Assignment. Repeat every line of the data exactly; no picture belongs in the copy.

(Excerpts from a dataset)
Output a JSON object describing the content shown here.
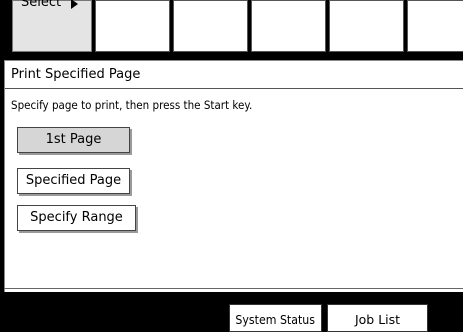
{
  "tabs": {
    "select_label": "Select",
    "others": [
      "",
      "",
      "",
      "",
      ""
    ]
  },
  "panel": {
    "title": "Print Specified Page",
    "instruction": "Specify page to print, then press the Start key.",
    "options": [
      {
        "label": "1st Page",
        "selected": true
      },
      {
        "label": "Specified Page",
        "selected": false
      },
      {
        "label": "Specify Range",
        "selected": false
      }
    ]
  },
  "bottom_bar": {
    "system_status_label": "System Status",
    "job_list_label": "Job List"
  },
  "colors": {
    "background": "#000000",
    "panel": "#ffffff",
    "selected_button": "#d6d6d6",
    "select_tab": "#e4e4e4"
  }
}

Output for this exercise.
Output a JSON object describing the content shown here.
{
  "tabs": {
    "select_label": "Select",
    "others": [
      "",
      "",
      "",
      "",
      ""
    ]
  },
  "panel": {
    "title": "Print Specified Page",
    "instruction": "Specify page to print, then press the Start key.",
    "options": [
      {
        "label": "1st Page",
        "selected": true
      },
      {
        "label": "Specified Page",
        "selected": false
      },
      {
        "label": "Specify Range",
        "selected": false
      }
    ]
  },
  "bottom_bar": {
    "system_status_label": "System Status",
    "job_list_label": "Job List"
  },
  "colors": {
    "background": "#000000",
    "panel": "#ffffff",
    "selected_button": "#d6d6d6",
    "select_tab": "#e4e4e4"
  }
}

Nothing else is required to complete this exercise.